Wright throughout the book tries to keep from agreeing with either the liberal or conservative traditions that would make Jesus into either just a good teacher or someone who came for only the spiritual salvation of some. I probably agree with Wright's stance, but sometimes he seems to go too much out of his way to establish that he is not among the more conservative members of the church. I gather this is so that those who are reading would not simply stick him into such a category.
What I understand Wright to be saying is that, although the coming of Christ and his work do involve the salvation of individuals, this wasn't the main reason. Rather Christ was starting to bring all creation under His rule, as it should be. This involves humans, principalities and powers, etc.. Thus we shouldn't think of the gospel as an "escape from this world" kind of model, but rather a "Kingdom on earth" in which humans are the agents that God has chosen to use.
I agree with the content, Wright is very persuasive and really does build up a good case from both the Bible and history, but perhaps I wouldn't take that amount of stress away from "salvation" that he does, considering the Bible does speak of this. I also wonder if in attempts to bring the narrative to more present matters, he neglects the future hope that Christ will come. For those who are persecuted and killed and see their families killed, putting aside the promises of heaven and of final judgment would be harmful. For those who are lazy, the "present" emphasis is helpful, for those who have lost so much already on account of Christ now, the "future" emphasis is needed. I think there is much more harmony between these two, I think Wright would agree also, but this books stressed one over the other, mainly (I think) due to whom this book is geared towards.
What I really enjoyed was some of the interesting history tidbits and comparisons with other messiah movements (ie, Simon, son of the star and Simon bar-Giora (66-70). Wright has a great way of making the stories of the Bible become alive by giving us a kind of historical background. Like going to Israel and seeing the land, so also knowing the history makes the stories of the Bible more "alive".
In regards to reading the Gospels, the Bible or anything, "we should be prepared to follow where the story leads".

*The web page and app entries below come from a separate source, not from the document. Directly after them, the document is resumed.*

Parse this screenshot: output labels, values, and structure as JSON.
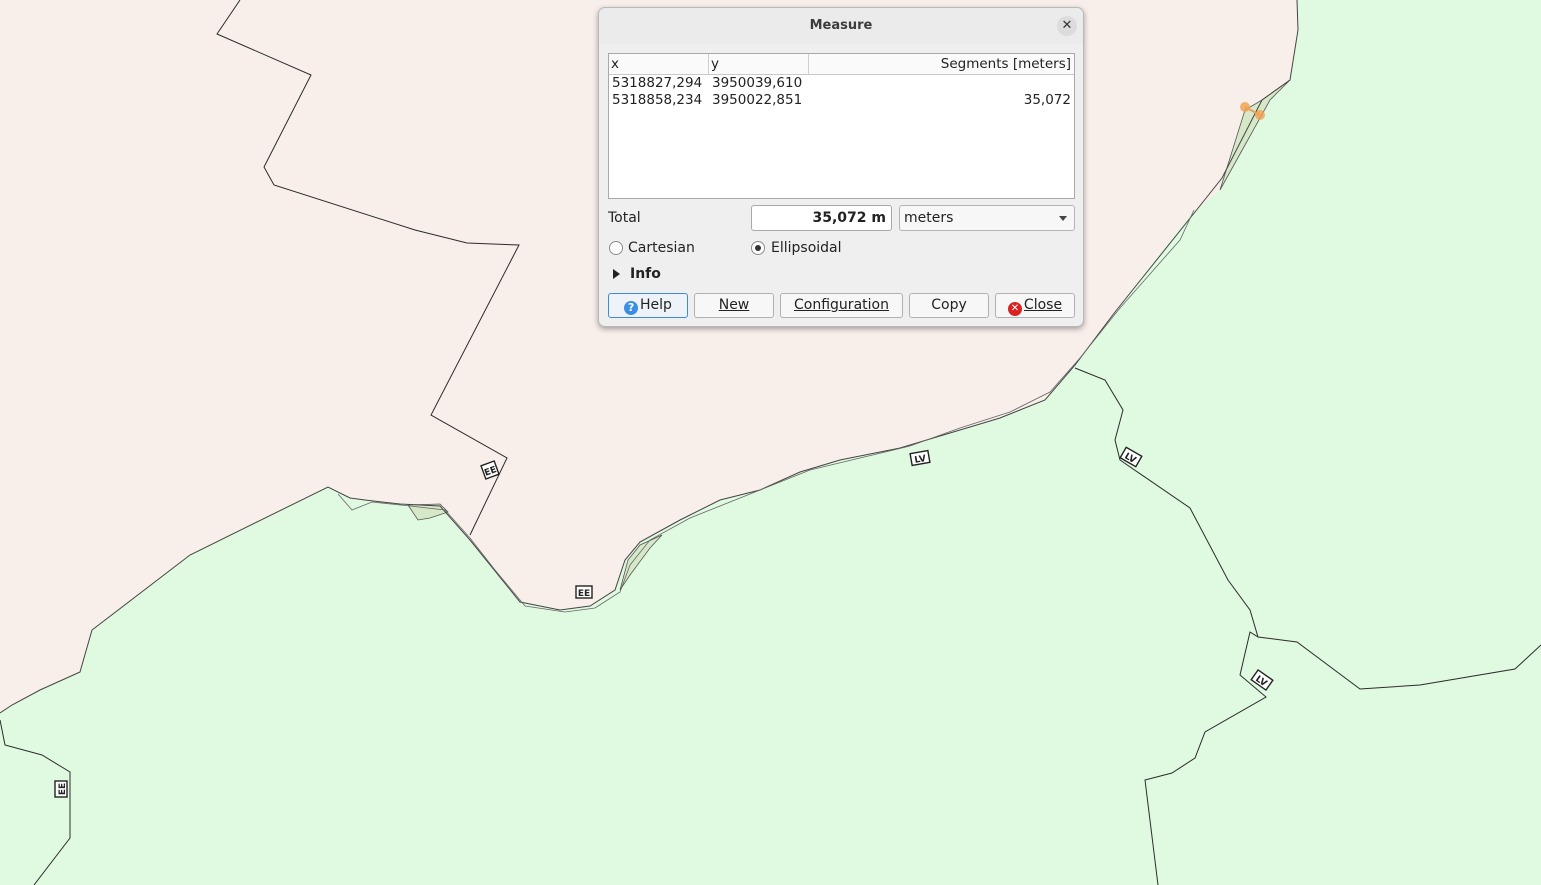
{
  "dialog": {
    "title": "Measure",
    "close_glyph": "✕",
    "table": {
      "columns": [
        "x",
        "y",
        "Segments [meters]"
      ],
      "rows": [
        {
          "x": "5318827,294",
          "y": "3950039,610",
          "segment": ""
        },
        {
          "x": "5318858,234",
          "y": "3950022,851",
          "segment": "35,072"
        }
      ]
    },
    "total_label": "Total",
    "total_value": "35,072 m",
    "unit_selected": "meters",
    "cartesian_label": "Cartesian",
    "ellipsoidal_label": "Ellipsoidal",
    "selected_mode": "Ellipsoidal",
    "info_label": "Info",
    "buttons": {
      "help": {
        "icon": "?",
        "label": "Help"
      },
      "new": {
        "label": "New"
      },
      "configuration": {
        "label": "Configuration"
      },
      "copy": {
        "label": "Copy"
      },
      "close": {
        "icon": "✕",
        "label": "Close"
      }
    }
  },
  "map": {
    "colors": {
      "land_a": "#f8efea",
      "land_b": "#e0f9e1",
      "coast_strip": "#d7e8c9",
      "border_line": "#2b2b2b",
      "measure_vertex": "#f0a050"
    },
    "road_shields": [
      "ΕΕ",
      "ΕΕ",
      "ΕΕ",
      "LV",
      "LV",
      "LV"
    ]
  }
}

In short, while I will sometimes be weary of some of his emphasis away from personal salvation, my impression is that it comes from motives to reach people who might have already passed off the Bible as some sort of escape from the world fluff. And that does resonate with me. And there are people who do neglect much of the kingdom and exclusively go the route of only "spiritual salvation" in a very much "escape from the world" mentality, and so these people (or maybe we all) need to be careful not to neglect important parts and teachings of the Bible. So again, while I might personally wish for a little more stress on a thing here or there, the contents of what Wright says usually wins me over.